The expected output is every entry, repeated exactly.

* _EXCERPTED RECORDS_
⟨

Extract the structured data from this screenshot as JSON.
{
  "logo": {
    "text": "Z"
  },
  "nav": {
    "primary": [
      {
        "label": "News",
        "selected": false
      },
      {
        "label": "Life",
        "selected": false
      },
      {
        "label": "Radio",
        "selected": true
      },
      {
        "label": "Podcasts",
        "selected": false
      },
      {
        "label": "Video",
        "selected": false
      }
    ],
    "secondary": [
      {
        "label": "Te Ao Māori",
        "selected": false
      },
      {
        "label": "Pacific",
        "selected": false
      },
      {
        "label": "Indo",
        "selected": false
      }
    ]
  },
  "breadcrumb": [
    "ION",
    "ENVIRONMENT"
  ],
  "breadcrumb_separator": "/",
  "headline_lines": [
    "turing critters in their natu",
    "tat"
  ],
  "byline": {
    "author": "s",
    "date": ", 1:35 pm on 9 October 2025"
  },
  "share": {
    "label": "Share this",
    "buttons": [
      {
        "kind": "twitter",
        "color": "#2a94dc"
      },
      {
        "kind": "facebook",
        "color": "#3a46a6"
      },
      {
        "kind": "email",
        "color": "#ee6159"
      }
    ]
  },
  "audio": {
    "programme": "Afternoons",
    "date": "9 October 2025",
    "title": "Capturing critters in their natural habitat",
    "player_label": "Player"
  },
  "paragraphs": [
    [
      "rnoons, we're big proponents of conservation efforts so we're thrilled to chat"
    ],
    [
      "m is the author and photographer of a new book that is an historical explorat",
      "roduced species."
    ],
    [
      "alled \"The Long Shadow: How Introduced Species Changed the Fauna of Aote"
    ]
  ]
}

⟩

* _TASK SOLUTION_
Extract the structured data from this screenshot as JSON.
{
  "logo": {
    "text": "Z"
  },
  "nav": {
    "primary": [
      {
        "label": "News",
        "selected": false
      },
      {
        "label": "Life",
        "selected": false
      },
      {
        "label": "Radio",
        "selected": true
      },
      {
        "label": "Podcasts",
        "selected": false
      },
      {
        "label": "Video",
        "selected": false
      }
    ],
    "secondary": [
      {
        "label": "Te Ao Māori",
        "selected": false
      },
      {
        "label": "Pacific",
        "selected": false
      },
      {
        "label": "Indo",
        "selected": false
      }
    ]
  },
  "breadcrumb": [
    "ION",
    "ENVIRONMENT"
  ],
  "breadcrumb_separator": "/",
  "headline_lines": [
    "turing critters in their natu",
    "tat"
  ],
  "byline": {
    "author": "s",
    "date": ", 1:35 pm on 9 October 2025"
  },
  "share": {
    "label": "Share this",
    "buttons": [
      {
        "kind": "twitter",
        "color": "#2a94dc"
      },
      {
        "kind": "facebook",
        "color": "#3a46a6"
      },
      {
        "kind": "email",
        "color": "#ee6159"
      }
    ]
  },
  "audio": {
    "programme": "Afternoons",
    "date": "9 October 2025",
    "title": "Capturing critters in their natural habitat",
    "player_label": "Player"
  },
  "paragraphs": [
    [
      "rnoons, we're big proponents of conservation efforts so we're thrilled to chat"
    ],
    [
      "m is the author and photographer of a new book that is an historical explorat",
      "roduced species."
    ],
    [
      "alled \"The Long Shadow: How Introduced Species Changed the Fauna of Aote"
    ]
  ]
}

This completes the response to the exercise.